The pubic body is joined to the pubic body of the opposite hip bone by the pubic symphysis. These areas are separated by the pelvic brim pelvic inlet. These differences reflect the woman's role in pregnancy and delivery of children. The bony shell of the orbit is divided into four sections ormargins. Anteroinferior to the auricular surface is a smooth pelvic surface which forms wall of the true pelvis.
It is located at the superior upper edge of the ilium. Due to the extensive knowledge and understanding of excavation techniques, a forensic anthropologist is an integral and invaluable team member to have on-site when investigating a crime scene, especially when the recovery of human skeletal remains is involved. The hip bone attaches the lower limb to the axial skeleton through its articulation with the sacrum. The ilium is the fan-like, superior region that forms the largest part of the hip bone. Pelvic surface Preauricular sulcus provides attachment to lower fibers of the sacroiliac ligament, few fibers of piriformis and upper half of obturator internus. The bony projection separating the lesser sciatic notch and greater sciatic notch is the ischial spine. Obturator groove transmits obturator vessel and nerves.

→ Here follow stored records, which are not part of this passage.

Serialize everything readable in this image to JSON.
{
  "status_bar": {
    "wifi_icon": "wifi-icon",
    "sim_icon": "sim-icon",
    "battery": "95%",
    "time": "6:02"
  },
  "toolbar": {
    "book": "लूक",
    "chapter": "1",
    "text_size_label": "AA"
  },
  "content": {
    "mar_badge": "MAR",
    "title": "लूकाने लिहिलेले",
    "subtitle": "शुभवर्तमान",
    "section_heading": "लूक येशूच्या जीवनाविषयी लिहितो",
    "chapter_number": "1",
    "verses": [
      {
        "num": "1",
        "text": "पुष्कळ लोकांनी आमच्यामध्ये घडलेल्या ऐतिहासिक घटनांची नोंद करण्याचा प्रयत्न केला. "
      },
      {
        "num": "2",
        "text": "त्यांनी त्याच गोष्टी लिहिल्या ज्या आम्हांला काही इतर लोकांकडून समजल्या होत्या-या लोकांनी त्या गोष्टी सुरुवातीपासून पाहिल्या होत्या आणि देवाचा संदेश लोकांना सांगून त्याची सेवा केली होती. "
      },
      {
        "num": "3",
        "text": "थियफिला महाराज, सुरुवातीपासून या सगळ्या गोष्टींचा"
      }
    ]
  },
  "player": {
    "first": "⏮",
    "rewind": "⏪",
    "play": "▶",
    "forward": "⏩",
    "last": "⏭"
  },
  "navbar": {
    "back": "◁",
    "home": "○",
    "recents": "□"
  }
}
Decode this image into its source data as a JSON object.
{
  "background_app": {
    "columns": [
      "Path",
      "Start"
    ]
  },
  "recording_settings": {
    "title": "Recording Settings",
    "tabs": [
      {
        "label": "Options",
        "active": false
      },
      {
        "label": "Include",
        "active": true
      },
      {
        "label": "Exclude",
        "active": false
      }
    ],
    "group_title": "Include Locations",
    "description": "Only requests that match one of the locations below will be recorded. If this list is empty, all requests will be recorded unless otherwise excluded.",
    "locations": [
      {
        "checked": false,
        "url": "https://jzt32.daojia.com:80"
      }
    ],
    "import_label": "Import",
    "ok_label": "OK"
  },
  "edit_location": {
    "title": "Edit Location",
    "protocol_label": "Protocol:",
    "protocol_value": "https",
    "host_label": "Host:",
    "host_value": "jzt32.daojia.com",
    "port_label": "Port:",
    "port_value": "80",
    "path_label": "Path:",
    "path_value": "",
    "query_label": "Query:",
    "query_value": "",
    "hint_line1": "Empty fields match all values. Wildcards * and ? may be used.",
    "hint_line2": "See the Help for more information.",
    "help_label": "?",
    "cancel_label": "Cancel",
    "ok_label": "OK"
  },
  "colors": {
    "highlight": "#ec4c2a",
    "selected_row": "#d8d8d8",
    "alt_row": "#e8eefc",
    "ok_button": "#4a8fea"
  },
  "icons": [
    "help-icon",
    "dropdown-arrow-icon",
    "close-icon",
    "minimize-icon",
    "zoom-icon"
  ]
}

These bony components are the ilium, ischium, and pubis. Th … e triradiate cartilage can be found at the base of the acetabulum. Because the female pelvis is adapted for childbirth, it is wider than the male pelvis, as evidenced by the distance between the anterior superior iliac spines see. The ischial ramus projects anteriorly and superiorly. Because of this increased pelvic width, the subpubic angle is larger in females greater than 80 degrees than it is in males less than 70 degrees. The ischium forms the posteroinferior region of each hip bone. It unites with the ramus of the ischium to form the conjoined ischiopubic rami.
The auricular surface articulates with the auricular surface of the sacrum to form the sacroiliac joint. Prior to puberty, the t riradiate cartilage separates these parts — and fusion only begins at the age of 15-17. It serves as an attachment point for trunk and lower limb muscles, and also protects the internal pelvic organs. An oblique ridge further divides the upper area into a superolateral and inferomedial area. Comparison of the Female and Male Pelvis The differences between the adult female and male pelvis relate to function and body size. The subpubic angle is formed by the medial convergence of the right and left ischiopubic rami. .
These are the anterior sacroiliac ligament on the anterior side of the joint and the posterior sacroiliac ligament on the posterior side. The fully developed, adult coxal bone or innominate bone or hip bone is made up of three parts: The ischium, the ilium and the pubis. The combination of the hip bone, the sacrum, and the coccyx forms the pelvis. It occupies the anterior, , and posterior part of the acetabulum. The ischial tuberosities of females are also farther apart, which increases the size of the pelvic outlet. The bony projection separating the lesser sciatic notch and greater sciatic notch is the ischial spine.